Step 2b is to grow and expand your income, if possible. Services like Uber and Lyft allow people to earn additional money with very little additional effort. You could also deliver pizzas, walk dogs, mow lawns or babysit in your spare time. Regardless of what you decide to do, the math tells us the more income you create, the more you can attack your debt. Filling your spare time with additional jobs makes it easier to disconnect the cable television service and lose that $150 a month bill.
Step 2c tells people that if any bills have gone to a collection agency, it is your responsibility to settle those debts and put them into your step 3, if not they will continue to haunt you and your credit score. While calling these agencies, you should know exactly what the debt was prior to any late fees. This will be your advantage when negotiating a payoff. I have seen an original $400 bill go over $900 after additional fees were added. The collection agencies buy those default accounts and try to collect whatever they can to earn a profit. If you give them $900, they will be ecstatic but you would have wasted your money. Begin the conversation by asking them the best offer to settle the bill. They will probably drop to what you originally owed but that is not their best offer. Kindly tell them you do not have that much and offer them one quarter of what you owe them. They may or may not accept it but just realize you can definitely negotiate the payoff. Also, ensure you request a signed letter stating the amount negotiated will clear the debt before you send any money. If possible, send by money order so they do not have access to your bank accounts.

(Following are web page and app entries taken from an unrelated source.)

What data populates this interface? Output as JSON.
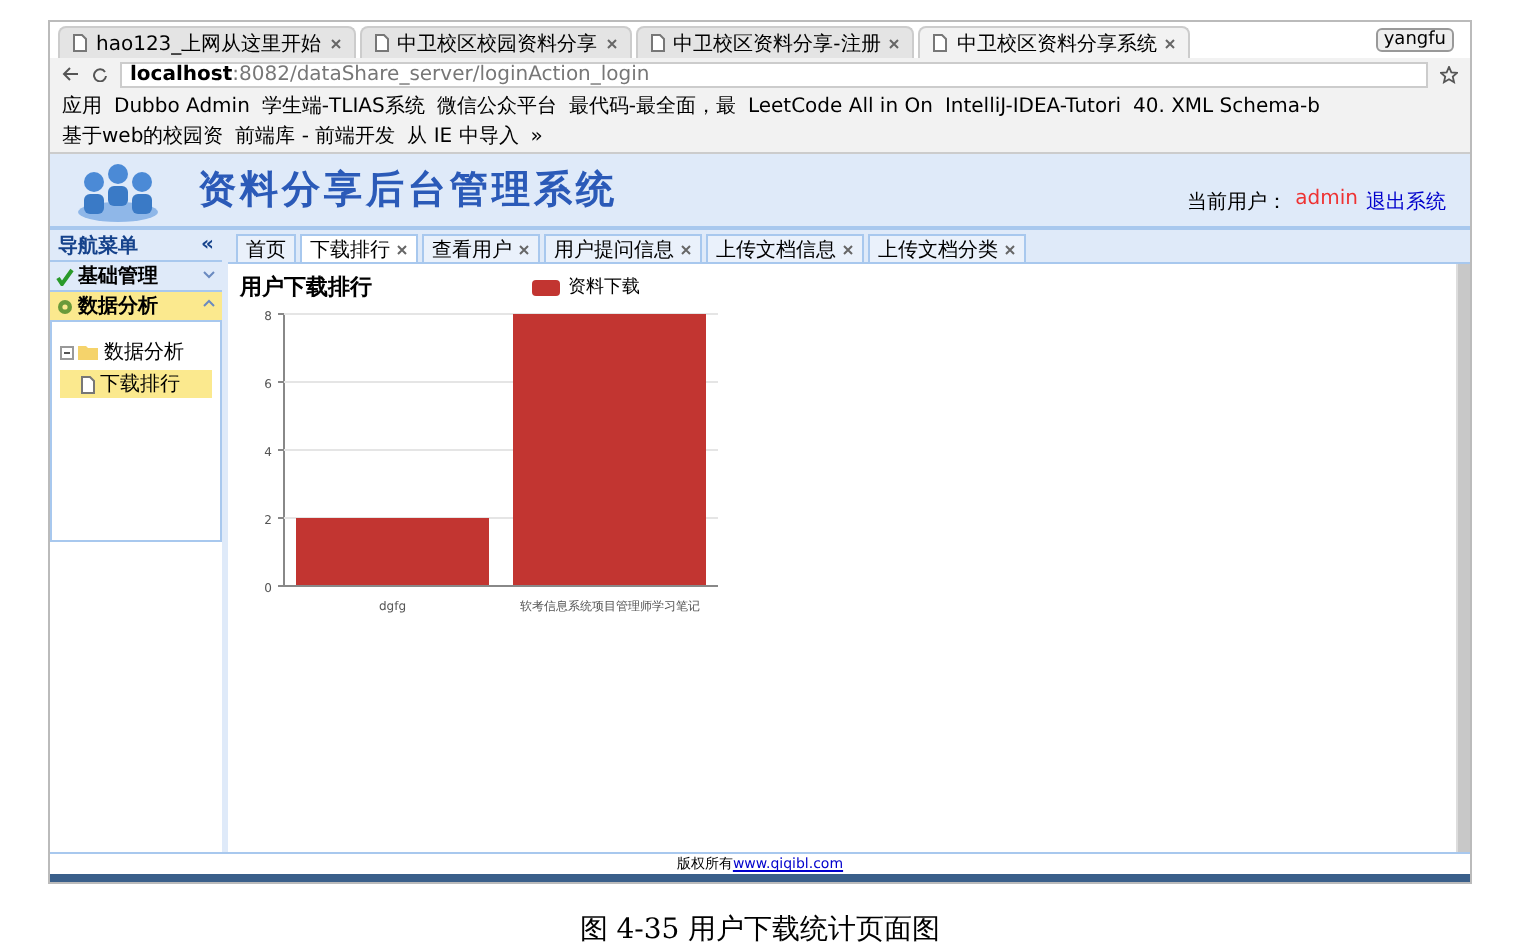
{
  "browser": {
    "tabs": [
      {
        "label": "hao123_上网从这里开始",
        "selected": false
      },
      {
        "label": "中卫校区校园资料分享",
        "selected": false
      },
      {
        "label": "中卫校区资料分享-注册",
        "selected": false
      },
      {
        "label": "中卫校区资料分享系统",
        "selected": true
      }
    ],
    "profile": "yangfu",
    "address_host": "localhost",
    "address_rest": ":8082/dataShare_server/loginAction_login",
    "bookmarks": [
      "应用",
      "Dubbo Admin",
      "学生端-TLIAS系统",
      "微信公众平台",
      "最代码-最全面，最",
      "LeetCode All in On",
      "IntelliJ-IDEA-Tutori",
      "40. XML Schema-b",
      "基于web的校园资",
      "前端库 - 前端开发",
      "从 IE 中导入",
      "»"
    ]
  },
  "app": {
    "title": "资料分享后台管理系统",
    "user_label": "当前用户：",
    "user": "admin",
    "logout": "退出系统",
    "nav": {
      "title": "导航菜单",
      "collapse": "«",
      "sections": [
        {
          "label": "基础管理",
          "expanded": false
        },
        {
          "label": "数据分析",
          "expanded": true,
          "tree": [
            {
              "label": "数据分析",
              "expanded": true,
              "children": [
                {
                  "label": "下载排行",
                  "selected": true
                }
              ]
            }
          ]
        }
      ]
    },
    "tabs": [
      {
        "label": "首页",
        "closable": false,
        "selected": false
      },
      {
        "label": "下载排行",
        "closable": true,
        "selected": true
      },
      {
        "label": "查看用户",
        "closable": true,
        "selected": false
      },
      {
        "label": "用户提问信息",
        "closable": true,
        "selected": false
      },
      {
        "label": "上传文档信息",
        "closable": true,
        "selected": false
      },
      {
        "label": "上传文档分类",
        "closable": true,
        "selected": false
      }
    ],
    "chart_title": "用户下载排行",
    "chart_data": {
      "type": "bar",
      "categories": [
        "dgfg",
        "软考信息系统项目管理师学习笔记"
      ],
      "series": [
        {
          "name": "资料下载",
          "color": "#c23531",
          "values": [
            2,
            8
          ]
        }
      ],
      "ylim": [
        0,
        8
      ],
      "grid": true,
      "yticks": [
        0,
        2,
        4,
        6,
        8
      ]
    },
    "footer_text": "版权所有",
    "footer_link": "www.qiqibl.com"
  },
  "caption": "图 4-35 用户下载统计页面图"
}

Step 3 is what many people refer to as the debt snowball or sometimes the debt avalanche. You take all the debts, put them in order of lowest to highest total amount owed, and pay them off in that fashion. While doing this step, you pay only the minimums on the other higher debts and throw all additional money beyond your monthly budget at the smallest debt. I do recommend this method but I also want to save you as much money as possible so I throw a twist into this typical strategy. I also recommend mixing in what is called the laddering method. For any high interest loans, such as credit cards, payday loans or anything above the 10% range, I pay those off by highest interest rate first. This saves additional money because you avoid letting the high interest rates to linger. If you let them stay while only paying minimums it could cost you hundreds of dollars in interest. Take this example; you have a $25,000 student loan at 3% interest, a $8,000 personal loan at 9%, a $9,300 credit card loan at 28% and a $6,000 car loan at 5%. The snowball method tells you to do the car, the personal loan, the credit card and then the student loan. This will work just fine however; you will continue to pay a very high interest credit card payment, which will cost you more money because your minimum payment is probably not covering the interest that is gaining on the principal. I would recommend you attack the highest interest in this situation then revert to the snowball method. Remember; only attack the high interest items, typically credit cards and payday loans in this fashion, then continue the debt snowball method. Therefore, this example will have you pay the credit card first then the car, the personal loan, and finally the student loan.